**TASK**
Retype the records that follow, every line exactly as written.

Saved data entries
------------------------------
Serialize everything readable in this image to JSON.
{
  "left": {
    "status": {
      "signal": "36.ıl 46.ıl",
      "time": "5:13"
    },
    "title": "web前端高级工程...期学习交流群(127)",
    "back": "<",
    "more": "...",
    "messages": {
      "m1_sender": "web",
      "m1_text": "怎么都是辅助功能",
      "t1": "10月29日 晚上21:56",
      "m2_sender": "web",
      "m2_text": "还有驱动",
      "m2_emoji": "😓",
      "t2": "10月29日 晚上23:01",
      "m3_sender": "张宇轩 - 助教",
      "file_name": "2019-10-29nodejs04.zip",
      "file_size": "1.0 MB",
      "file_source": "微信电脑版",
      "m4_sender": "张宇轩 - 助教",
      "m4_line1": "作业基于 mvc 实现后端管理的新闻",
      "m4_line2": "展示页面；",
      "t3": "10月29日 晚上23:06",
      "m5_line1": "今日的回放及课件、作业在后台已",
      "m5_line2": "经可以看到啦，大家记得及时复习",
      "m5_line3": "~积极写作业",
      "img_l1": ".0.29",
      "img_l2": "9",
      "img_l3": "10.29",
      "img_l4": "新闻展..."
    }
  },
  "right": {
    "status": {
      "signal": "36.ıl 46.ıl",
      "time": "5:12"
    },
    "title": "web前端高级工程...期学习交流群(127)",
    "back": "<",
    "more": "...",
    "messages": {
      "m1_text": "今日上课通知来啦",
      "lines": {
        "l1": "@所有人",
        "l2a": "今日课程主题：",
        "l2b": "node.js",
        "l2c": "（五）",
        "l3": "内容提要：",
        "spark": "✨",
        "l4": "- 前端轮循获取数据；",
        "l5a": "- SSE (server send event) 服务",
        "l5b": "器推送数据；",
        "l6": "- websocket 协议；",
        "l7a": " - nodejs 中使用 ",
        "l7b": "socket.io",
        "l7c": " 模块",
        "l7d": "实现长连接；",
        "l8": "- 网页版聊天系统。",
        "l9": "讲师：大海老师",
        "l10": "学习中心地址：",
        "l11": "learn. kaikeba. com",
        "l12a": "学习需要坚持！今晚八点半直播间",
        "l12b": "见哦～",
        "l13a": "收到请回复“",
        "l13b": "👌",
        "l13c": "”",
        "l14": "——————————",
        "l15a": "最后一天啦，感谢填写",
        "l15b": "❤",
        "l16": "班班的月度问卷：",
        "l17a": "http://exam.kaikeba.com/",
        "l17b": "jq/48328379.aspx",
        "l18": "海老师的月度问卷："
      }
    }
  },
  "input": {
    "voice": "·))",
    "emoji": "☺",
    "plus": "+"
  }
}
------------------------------
**TASK SOLUTION**
Serialize everything readable in this image to JSON.
{
  "left": {
    "status": {
      "signal": "36.ıl 46.ıl",
      "time": "5:13"
    },
    "title": "web前端高级工程...期学习交流群(127)",
    "back": "<",
    "more": "...",
    "messages": {
      "m1_sender": "web",
      "m1_text": "怎么都是辅助功能",
      "t1": "10月29日 晚上21:56",
      "m2_sender": "web",
      "m2_text": "还有驱动",
      "m2_emoji": "😓",
      "t2": "10月29日 晚上23:01",
      "m3_sender": "张宇轩 - 助教",
      "file_name": "2019-10-29nodejs04.zip",
      "file_size": "1.0 MB",
      "file_source": "微信电脑版",
      "m4_sender": "张宇轩 - 助教",
      "m4_line1": "作业基于 mvc 实现后端管理的新闻",
      "m4_line2": "展示页面；",
      "t3": "10月29日 晚上23:06",
      "m5_line1": "今日的回放及课件、作业在后台已",
      "m5_line2": "经可以看到啦，大家记得及时复习",
      "m5_line3": "~积极写作业",
      "img_l1": ".0.29",
      "img_l2": "9",
      "img_l3": "10.29",
      "img_l4": "新闻展..."
    }
  },
  "right": {
    "status": {
      "signal": "36.ıl 46.ıl",
      "time": "5:12"
    },
    "title": "web前端高级工程...期学习交流群(127)",
    "back": "<",
    "more": "...",
    "messages": {
      "m1_text": "今日上课通知来啦",
      "lines": {
        "l1": "@所有人",
        "l2a": "今日课程主题：",
        "l2b": "node.js",
        "l2c": "（五）",
        "l3": "内容提要：",
        "spark": "✨",
        "l4": "- 前端轮循获取数据；",
        "l5a": "- SSE (server send event) 服务",
        "l5b": "器推送数据；",
        "l6": "- websocket 协议；",
        "l7a": " - nodejs 中使用 ",
        "l7b": "socket.io",
        "l7c": " 模块",
        "l7d": "实现长连接；",
        "l8": "- 网页版聊天系统。",
        "l9": "讲师：大海老师",
        "l10": "学习中心地址：",
        "l11": "learn. kaikeba. com",
        "l12a": "学习需要坚持！今晚八点半直播间",
        "l12b": "见哦～",
        "l13a": "收到请回复“",
        "l13b": "👌",
        "l13c": "”",
        "l14": "——————————",
        "l15a": "最后一天啦，感谢填写",
        "l15b": "❤",
        "l16": "班班的月度问卷：",
        "l17a": "http://exam.kaikeba.com/",
        "l17b": "jq/48328379.aspx",
        "l18": "海老师的月度问卷："
      }
    }
  },
  "input": {
    "voice": "·))",
    "emoji": "☺",
    "plus": "+"
  }
}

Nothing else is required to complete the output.